As the lights glistened on Lake of the Isles in Minneapolis, skiers took part in a celebration of Minnesota winter. Former Minneapolis Mayor R.T. Rybak was ready to slip on his ski boots. You would never know his last ski trip was almost his very last. “I did come a little closer to not being here than I’d probably ever want to,” Rybak said. On Jan. 7, Rybak was skiing in Theodore Wirth Park in Minneapolis when he suffered a major heart attack.
The St. Paul Winter Carnival is wrapping up this weekend, but just because it’s winter doesn’t mean the “boys of summer” can’t be part of it. At least, that’s what the St. Paul Saints were thinking. “Who in the heck in Minnesota is going to play baseball Feb. 1?” asked former Saints player and major leaguer Kevin Millar. Well, that’d be these guys. “I feel like I’m in Lambeau Field,” Millar said. “They had snowblowers in the stands.”
The alternating pattern of extreme cold and fresh doses of snow that’s held through much of January landed on snow during the worst possible time — the morning commute. Twin Cities drivers found themselves at the mercy of the white stuff Thursday morning.
The Minnesota Department of Transportation is reopening some major roadways closed earlier because of blowing and drifting snow. Interstate 90 west of Albert Lea reopened Monday morning after snowplows cleared the lanes and winds subsided.
As cold as it might be, we’re still a long way from joining the ranks of the coldest Minnesota winters.
There’s but one new wide release this weekend — the dank graphic novel version of “I, Frankenstein” starring a torqued Aaron Eckhart — and it’s not even screening for critics because, why bother?
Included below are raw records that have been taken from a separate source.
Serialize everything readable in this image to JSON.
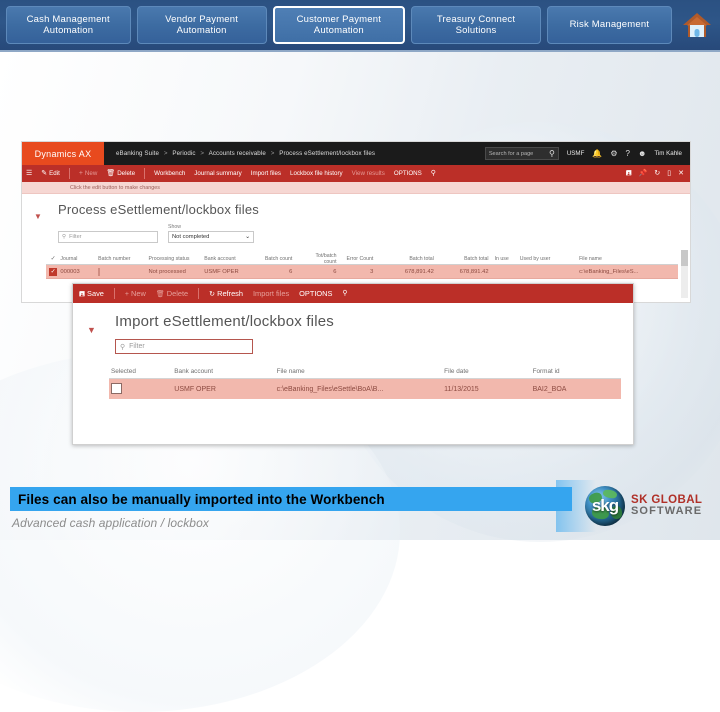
{
  "topnav": {
    "buttons": [
      {
        "line1": "Cash Management",
        "line2": "Automation"
      },
      {
        "line1": "Vendor  Payment",
        "line2": "Automation"
      },
      {
        "line1": "Customer Payment",
        "line2": "Automation"
      },
      {
        "line1": "Treasury Connect",
        "line2": "Solutions"
      },
      {
        "line1": "Risk Management",
        "line2": ""
      }
    ],
    "home_icon": "home-icon",
    "accent": "#2e5688",
    "button_fill": "#3d6ca2",
    "active_index": 2
  },
  "ax": {
    "logo": "Dynamics AX",
    "breadcrumb": [
      "eBanking Suite",
      "Periodic",
      "Accounts receivable",
      "Process eSettlement/lockbox files"
    ],
    "search_placeholder": "Search for a page",
    "company": "USMF",
    "user": "Tim Kahle",
    "topright_icons": [
      "search-icon",
      "bell-icon",
      "gear-icon",
      "help-icon",
      "user-icon"
    ],
    "actions": [
      {
        "label": "Edit",
        "icon": "pencil-icon",
        "disabled": false
      },
      {
        "label": "New",
        "icon": "plus-icon",
        "disabled": true
      },
      {
        "label": "Delete",
        "icon": "trash-icon",
        "disabled": false
      },
      {
        "label": "Workbench",
        "icon": "",
        "disabled": false
      },
      {
        "label": "Journal summary",
        "icon": "",
        "disabled": false
      },
      {
        "label": "Import files",
        "icon": "",
        "disabled": false
      },
      {
        "label": "Lockbox file history",
        "icon": "",
        "disabled": false
      },
      {
        "label": "View results",
        "icon": "",
        "disabled": true
      },
      {
        "label": "OPTIONS",
        "icon": "",
        "disabled": false
      }
    ],
    "pane_right_icons": [
      "save-icon",
      "pin-icon",
      "refresh-icon",
      "window-icon",
      "close-icon"
    ],
    "message": "Click the edit button to make changes",
    "page_title": "Process eSettlement/lockbox files",
    "filter_placeholder": "Filter",
    "show_label": "Show",
    "show_value": "Not completed",
    "grid": {
      "headers": [
        "Journal",
        "Batch number",
        "Processing status",
        "Bank account",
        "Batch count",
        "Tot/batch count",
        "Error Count",
        "Batch total",
        "Batch total",
        "In use",
        "Used by user",
        "File name"
      ],
      "rows": [
        {
          "selected": true,
          "journal": "000003",
          "batch_number": "",
          "processing_status": "Not processed",
          "bank_account": "USMF OPER",
          "batch_count": "6",
          "tot_batch_count": "6",
          "error_count": "3",
          "batch_total": "678,891.42",
          "batch_total_2": "678,891.42",
          "in_use": "",
          "used_by_user": "",
          "file_name": "c:\\eBanking_Files\\eS..."
        }
      ]
    }
  },
  "import_window": {
    "actions": [
      {
        "label": "Save",
        "icon": "save-icon",
        "disabled": false
      },
      {
        "label": "New",
        "icon": "plus-icon",
        "disabled": true
      },
      {
        "label": "Delete",
        "icon": "trash-icon",
        "disabled": true
      },
      {
        "label": "Refresh",
        "icon": "refresh-icon",
        "disabled": false
      },
      {
        "label": "Import files",
        "icon": "",
        "disabled": true
      },
      {
        "label": "OPTIONS",
        "icon": "",
        "disabled": false
      }
    ],
    "search_icon": "search-icon",
    "title": "Import eSettlement/lockbox files",
    "filter_placeholder": "Filter",
    "grid": {
      "headers": [
        "Selected",
        "Bank account",
        "File name",
        "File date",
        "Format id"
      ],
      "rows": [
        {
          "selected": false,
          "bank_account": "USMF OPER",
          "file_name": "c:\\eBanking_Files\\eSettle\\BoA\\B...",
          "file_date": "11/13/2015",
          "format_id": "BAI2_BOA"
        }
      ]
    }
  },
  "caption": {
    "text": "Files can also be manually imported into the Workbench",
    "subtitle": "Advanced cash application / lockbox",
    "highlight_color": "#35a5ef"
  },
  "brand": {
    "monogram": "skg",
    "line1": "SK GLOBAL",
    "line2": "SOFTWARE",
    "line1_color": "#b03028",
    "line2_color": "#6a6a6a"
  }
}
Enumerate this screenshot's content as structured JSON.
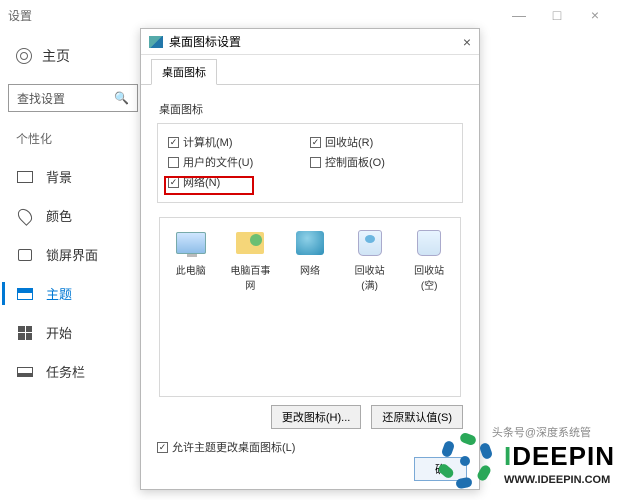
{
  "window": {
    "title": "设置",
    "controls": {
      "min": "—",
      "max": "□",
      "close": "×"
    }
  },
  "sidebar": {
    "home": "主页",
    "search_placeholder": "查找设置",
    "section": "个性化",
    "items": [
      {
        "label": "背景"
      },
      {
        "label": "颜色"
      },
      {
        "label": "锁屏界面"
      },
      {
        "label": "主题"
      },
      {
        "label": "开始"
      },
      {
        "label": "任务栏"
      }
    ]
  },
  "dialog": {
    "title": "桌面图标设置",
    "tab": "桌面图标",
    "group_label": "桌面图标",
    "checks": {
      "computer": {
        "label": "计算机(M)",
        "checked": true
      },
      "recycle": {
        "label": "回收站(R)",
        "checked": true
      },
      "userfiles": {
        "label": "用户的文件(U)",
        "checked": false
      },
      "control": {
        "label": "控制面板(O)",
        "checked": false
      },
      "network": {
        "label": "网络(N)",
        "checked": true
      }
    },
    "icons": [
      {
        "label": "此电脑"
      },
      {
        "label": "电脑百事网"
      },
      {
        "label": "网络"
      },
      {
        "label": "回收站(满)"
      },
      {
        "label": "回收站(空)"
      }
    ],
    "buttons": {
      "change": "更改图标(H)...",
      "restore": "还原默认值(S)"
    },
    "allow_themes": {
      "label": "允许主题更改桌面图标(L)",
      "checked": true
    },
    "footer": {
      "ok": "确"
    }
  },
  "watermark": {
    "brand_prefix": "I",
    "brand_rest": "DEEPIN",
    "sub": "WWW.IDEEPIN.COM",
    "note": "头条号@深度系统管"
  }
}
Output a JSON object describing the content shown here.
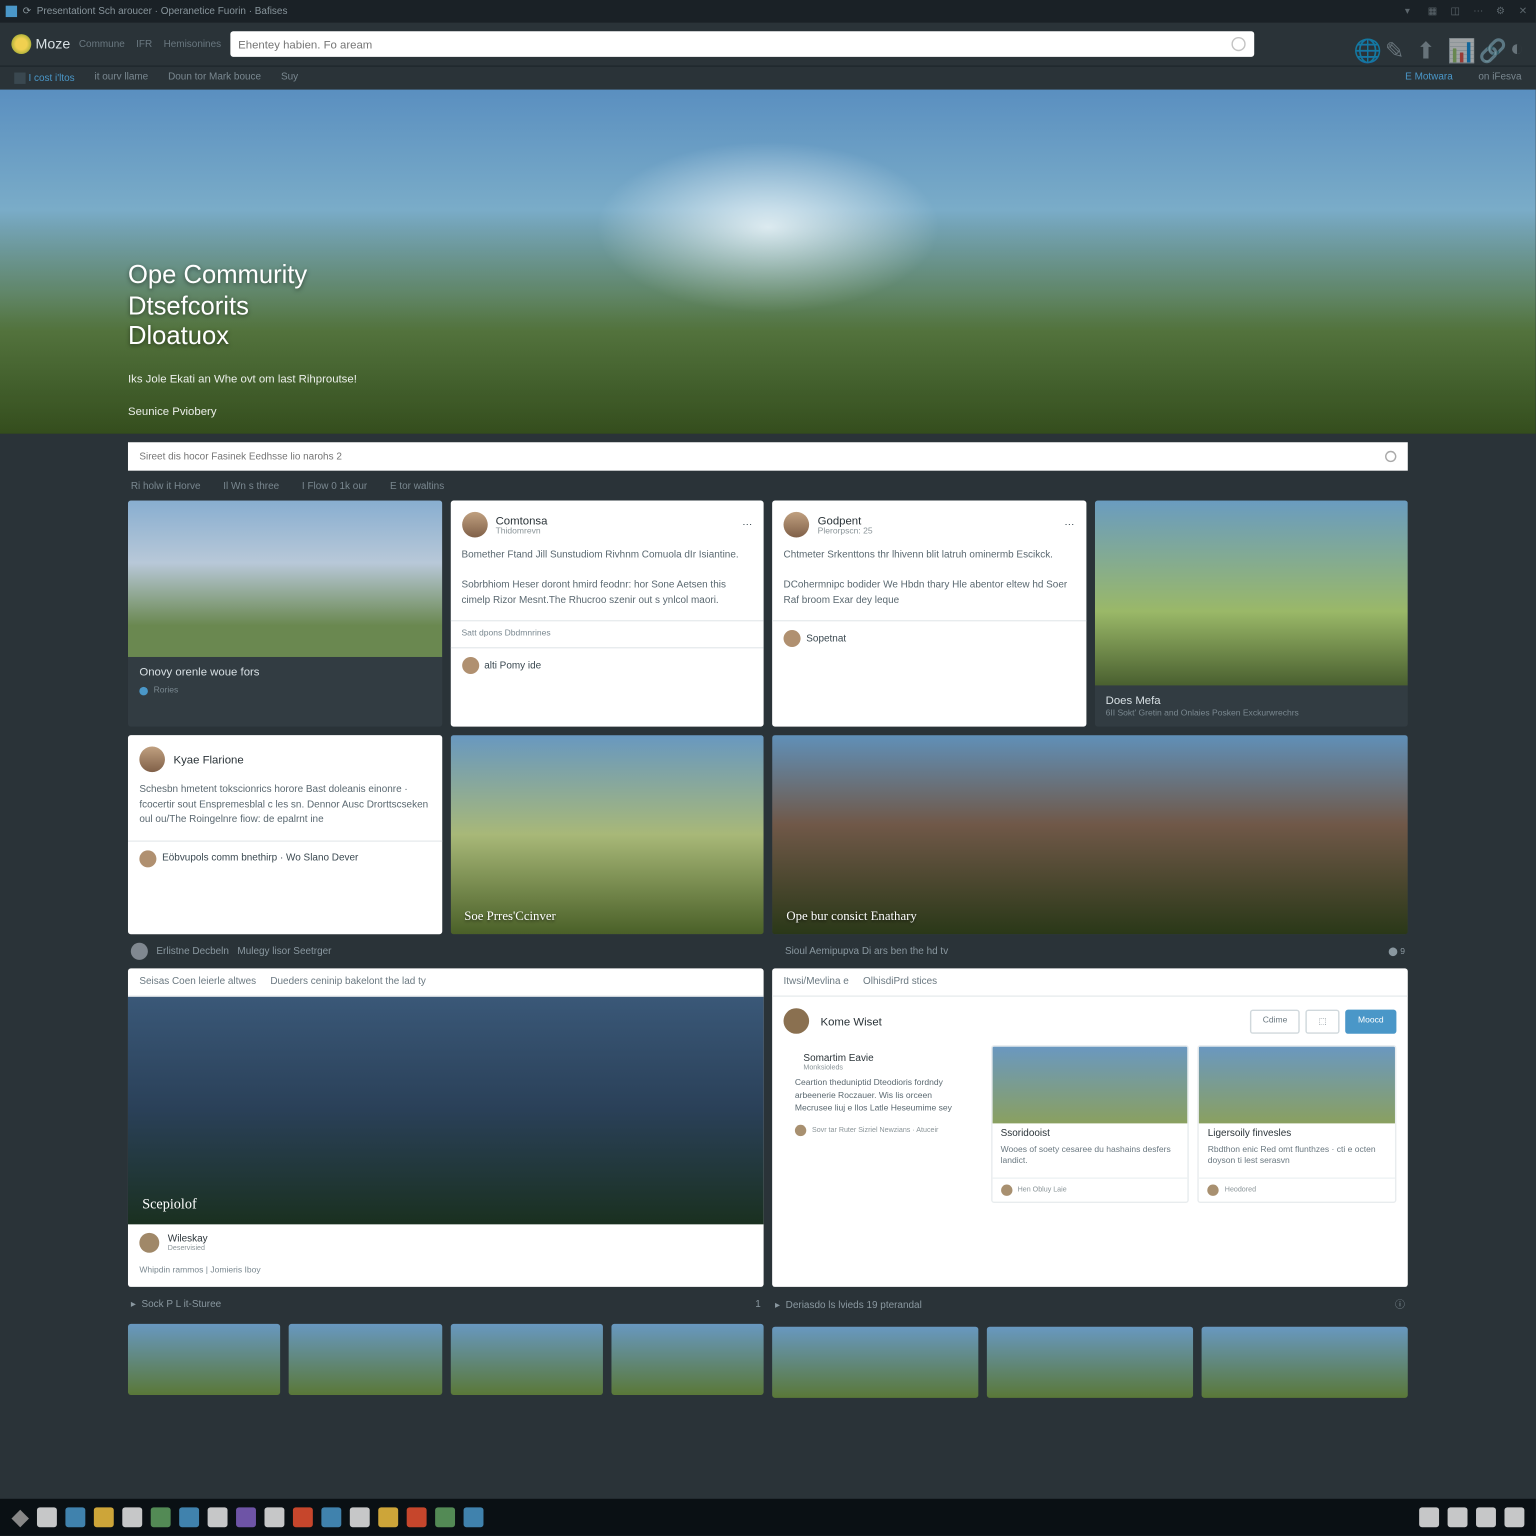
{
  "titlebar": {
    "app": "Browser",
    "tab": "Presentationt Sch aroucer · Operanetice Fuorin · Bafises"
  },
  "header": {
    "logo": "Moze",
    "crumbs": [
      "Commune",
      "IFR",
      "Hemisonines"
    ],
    "search_placeholder": "Ehentey habien. Fo aream",
    "nav": [
      "I cost i'ltos",
      "it ourv llame",
      "Doun tor Mark bouce",
      "Suy"
    ],
    "nav_r": [
      "E Motwara",
      "on iFesva"
    ]
  },
  "hero": {
    "line1": "Ope Commurity",
    "line2": "Dtsefcorits",
    "line3": "Dloatuox",
    "sub1": "Iks Jole Ekati an Whe ovt om last Rihproutse!",
    "sub2": "Seunice Pviobery"
  },
  "filter": {
    "placeholder": "Sireet dis hocor Fasinek Eedhsse lio narohs 2"
  },
  "tabs": [
    "Ri holw it Horve",
    "Il Wn s three",
    "I Flow 0 1k our",
    "E tor waltins"
  ],
  "cards": {
    "c1": {
      "title": "Onovy orenle woue fors",
      "sub": "Rories"
    },
    "c2": {
      "name": "Comtonsa",
      "date": "Thidomrevn",
      "p1": "Bomether Ftand Jill Sunstudiom Rivhnm Comuola dIr Isiantine.",
      "p2": "Sobrbhiom Heser doront hmird feodnr: hor Sone Aetsen this cimelp Rizor Mesnt.The Rhucroo szenir out s ynlcol maori.",
      "cap": "Satt dpons Dbdmnrines",
      "ft": "alti Pomy ide"
    },
    "c3": {
      "name": "Godpent",
      "date": "Plerorpscn: 25",
      "p1": "Chtmeter Srkenttons thr lhivenn blit latruh ominermb Escikck.",
      "p2": "DCohermnipc bodider We Hbdn thary Hle abentor eltew hd Soer Raf broom Exar dey leque",
      "ft": "Sopetnat"
    },
    "c4": {
      "title": "Does Mefa",
      "sub": "6II Sokt' Gretin and Onlaies Posken Exckurwrechrs"
    },
    "c5": {
      "name": "Kyae Flarione",
      "date": "",
      "p1": "Schesbn hmetent tokscionrics horore Bast doleanis einonre · fcocertir sout Enspremesblal c les sn. Dennor Ausc Drorttscseken oul ou/The Roingelnre fiow: de epalrnt ine",
      "cap": "Eöbvupols comm bnethirp · Wo Slano Dever"
    },
    "c6": {
      "title": "Soe Prres'Ccinver"
    },
    "c7": {
      "title": "Ope bur consict Enathary"
    }
  },
  "sec1": {
    "name": "Erlistne Decbeln",
    "sub": "Mulegy lisor Seetrger",
    "r": "Sioul Aemipupva Di ars ben the hd tv"
  },
  "panelL": {
    "tabs": [
      "Seisas Coen leierle altwes",
      "Dueders ceninip bakelont the lad ty"
    ],
    "img": "Scepiolof",
    "user": "Wileskay",
    "usub": "Deservisied",
    "link": "Whipdin rammos | Jomieris Iboy"
  },
  "panelR": {
    "hdr": [
      "Itwsi/Mevlina e",
      "OlhisdiPrd stices"
    ],
    "user": "Kome Wiset",
    "usub": "",
    "btn1": "Cdime",
    "btn2": "Moocd",
    "post": {
      "name": "Somartim Eavie",
      "date": "Monksioleds",
      "body": "Ceartion theduniptid Dteodioris fordndy arbeenerie Roczauer. Wis lis orceen Mecrusee liuj e llos Latle Heseumime sey"
    },
    "mini1": {
      "t": "Ssoridooist",
      "b": "Wooes of soety cesaree du hashains desfers landict.",
      "f": "Hen Obluy Laie"
    },
    "mini2": {
      "t": "Ligersoily finvesles",
      "b": "Rbdthon enic Red omt flunthzes · cti e octen doyson ti lest serasvn",
      "f": "Heodored"
    },
    "ft": "Sovr tar Ruter Sizriel Newzians · Atuceir"
  },
  "strip": {
    "l": "Sock P L it-Sturee",
    "r": "Deriasdo ls lvieds 19 pterandal"
  }
}
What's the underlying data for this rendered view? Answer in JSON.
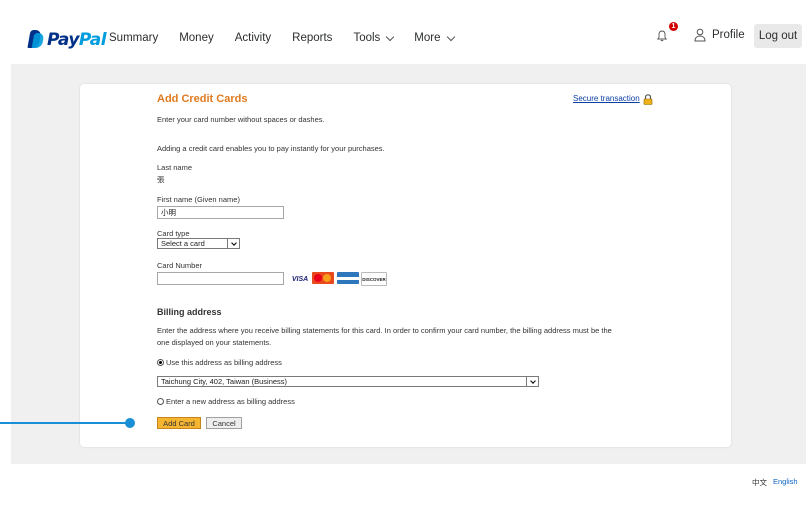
{
  "header": {
    "logo": {
      "pay": "Pay",
      "pal": "Pal"
    },
    "nav": [
      {
        "label": "Summary",
        "dropdown": false
      },
      {
        "label": "Money",
        "dropdown": false
      },
      {
        "label": "Activity",
        "dropdown": false
      },
      {
        "label": "Reports",
        "dropdown": false
      },
      {
        "label": "Tools",
        "dropdown": true
      },
      {
        "label": "More",
        "dropdown": true
      }
    ],
    "notification_count": "1",
    "profile_label": "Profile",
    "logout_label": "Log out"
  },
  "form": {
    "title": "Add Credit Cards",
    "secure_link": "Secure transaction",
    "instruction": "Enter your card number without spaces or dashes.",
    "info": "Adding a credit card enables you to pay instantly for your purchases.",
    "last_name_label": "Last name",
    "last_name_value": "張",
    "first_name_label": "First name (Given name)",
    "first_name_value": "小明",
    "card_type_label": "Card type",
    "card_type_value": "Select a card",
    "card_number_label": "Card Number",
    "card_number_value": "",
    "card_brands": [
      "VISA",
      "MasterCard",
      "AMEX",
      "DISCOVER"
    ]
  },
  "billing": {
    "title": "Billing address",
    "description_line1": "Enter the address where you receive billing statements for this card. In order to confirm your card number, the billing address must be the",
    "description_line2": "one displayed on your statements.",
    "option_use": "Use this address as billing address",
    "address_value": "Taichung City, 402, Taiwan (Business)",
    "option_new": "Enter a new address as billing address"
  },
  "actions": {
    "add_card": "Add Card",
    "cancel": "Cancel"
  },
  "footer": {
    "lang_zh": "中文",
    "lang_en": "English"
  },
  "colors": {
    "accent_orange": "#e07a1f",
    "link_blue": "#0b3fa3",
    "paypal_navy": "#003087",
    "paypal_blue": "#009cde",
    "pointer": "#1a8fd6"
  }
}
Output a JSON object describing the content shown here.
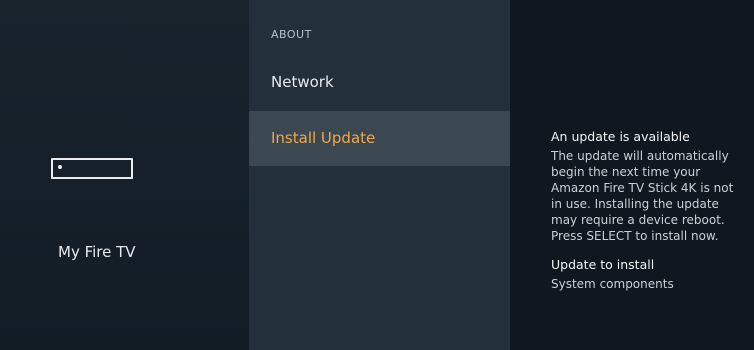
{
  "left_panel": {
    "title": "My Fire TV",
    "device_icon": "fire-tv-stick-icon"
  },
  "middle_panel": {
    "section_header": "ABOUT",
    "items": [
      {
        "label": "Network",
        "selected": false
      },
      {
        "label": "Install Update",
        "selected": true
      }
    ]
  },
  "right_panel": {
    "update_heading": "An update is available",
    "update_description": "The update will automatically\nbegin the next time your\nAmazon Fire TV Stick 4K is not\nin use. Installing the update\nmay require a device reboot.\nPress SELECT to install now.",
    "install_heading": "Update to install",
    "install_value": "System components"
  },
  "colors": {
    "accent": "#f3a847",
    "selected_bg": "#3b4751",
    "middle_bg": "#232f3a",
    "background": "#101820"
  }
}
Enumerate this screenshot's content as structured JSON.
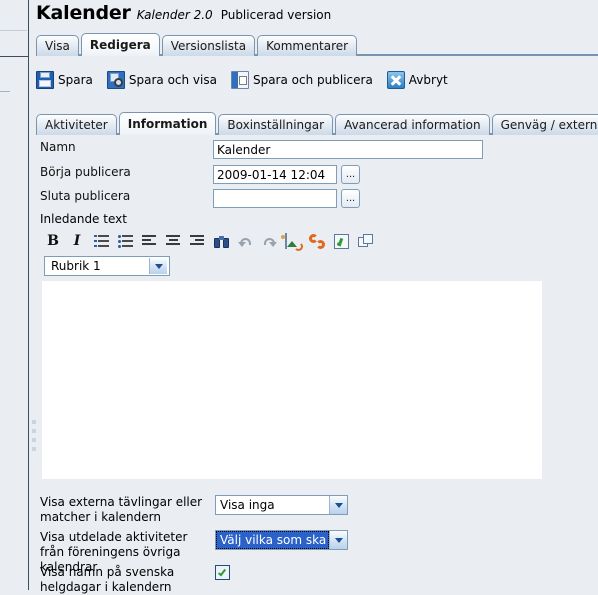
{
  "header": {
    "title": "Kalender",
    "version": "Kalender 2.0",
    "state": "Publicerad version"
  },
  "main_tabs": [
    {
      "label": "Visa",
      "active": false
    },
    {
      "label": "Redigera",
      "active": true
    },
    {
      "label": "Versionslista",
      "active": false
    },
    {
      "label": "Kommentarer",
      "active": false
    }
  ],
  "toolbar": {
    "save": "Spara",
    "save_and_view": "Spara och visa",
    "save_and_publish": "Spara och publicera",
    "cancel": "Avbryt",
    "icons": {
      "save": "floppy-disk-icon",
      "save_and_view": "floppy-magnifier-icon",
      "save_and_publish": "publish-hand-icon",
      "cancel": "blue-x-icon"
    }
  },
  "sub_tabs": [
    {
      "label": "Aktiviteter",
      "active": false
    },
    {
      "label": "Information",
      "active": true
    },
    {
      "label": "Boxinställningar",
      "active": false
    },
    {
      "label": "Avancerad information",
      "active": false
    },
    {
      "label": "Genväg / extern länk",
      "active": false
    }
  ],
  "form": {
    "name": {
      "label": "Namn",
      "value": "Kalender"
    },
    "publish_start": {
      "label": "Börja publicera",
      "value": "2009-01-14 12:04",
      "picker_label": "..."
    },
    "publish_end": {
      "label": "Sluta publicera",
      "value": "",
      "picker_label": "..."
    },
    "intro_text": {
      "label": "Inledande text",
      "body": ""
    }
  },
  "editor": {
    "style_select": {
      "value": "Rubrik 1"
    },
    "buttons": [
      {
        "name": "bold-icon",
        "title": "B"
      },
      {
        "name": "italic-icon",
        "title": "I"
      },
      {
        "name": "ordered-list-icon",
        "title": "Numrerad lista"
      },
      {
        "name": "unordered-list-icon",
        "title": "Punktlista"
      },
      {
        "name": "align-left-icon",
        "title": "Vänsterjustera"
      },
      {
        "name": "align-center-icon",
        "title": "Centrera"
      },
      {
        "name": "align-right-icon",
        "title": "Högerjustera"
      },
      {
        "name": "find-binoculars-icon",
        "title": "Sök"
      },
      {
        "name": "undo-icon",
        "title": "Ångra"
      },
      {
        "name": "redo-icon",
        "title": "Gör om"
      },
      {
        "name": "insert-image-icon",
        "title": "Infoga bild"
      },
      {
        "name": "insert-link-icon",
        "title": "Infoga länk"
      },
      {
        "name": "spellcheck-icon",
        "title": "Stavningskontroll"
      },
      {
        "name": "popup-window-icon",
        "title": "Öppna i nytt fönster"
      }
    ]
  },
  "settings": [
    {
      "label": "Visa externa tävlingar eller matcher i kalendern",
      "control": "select",
      "value": "Visa inga",
      "focused": false
    },
    {
      "label": "Visa utdelade aktiviteter från föreningens övriga kalendrar",
      "control": "select",
      "value": "Välj vilka som ska visas",
      "focused": true
    },
    {
      "label": "Visa namn på svenska helgdagar i kalendern",
      "control": "checkbox",
      "value": "checked",
      "focused": false
    }
  ],
  "colors": {
    "page_background": "#eaeef3",
    "tab_border": "#7b95b1",
    "field_border": "#7f9db9",
    "selection_blue": "#2b62c9",
    "editor_background": "#ffffff"
  }
}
We’re knee-deep in the doldroms of the dump months of winter. What’s a “dump month,” you ask?
Most of us struggle to take the dogs out for a quick walk in this weather, but a dog sledding group in Hastings is offering rides and educational opportunities no matter how cold. Hastings Huskies recently offered rides to a local YMCA program at Spring Lake Park.
It’s Winter Fun Week, and the WCCO Morning Show team is getting outside all week to try out winter activities for you. The activity tasked to Natalie Nyhus for Wednesday combines flying a kite and skiing at the same time. And as she found out, it’s no walk in the park.
Minnesota is one of the healthiest states in the nation, and our cold and snowy winters don’t stop runners. There are some unique hazards connected to winter running that can cause serious injuries, even to experienced runners. Runner Jeff Dehler says his biggest concerns with winter running is slipping and falling on the ice.
We’ve all heard something like this from our parents or grandparents: “When I was a kid, I walked to school in three feet of snow — up hill, both ways.” But was winter really as bad as they remember? Matt Brickman went to find out.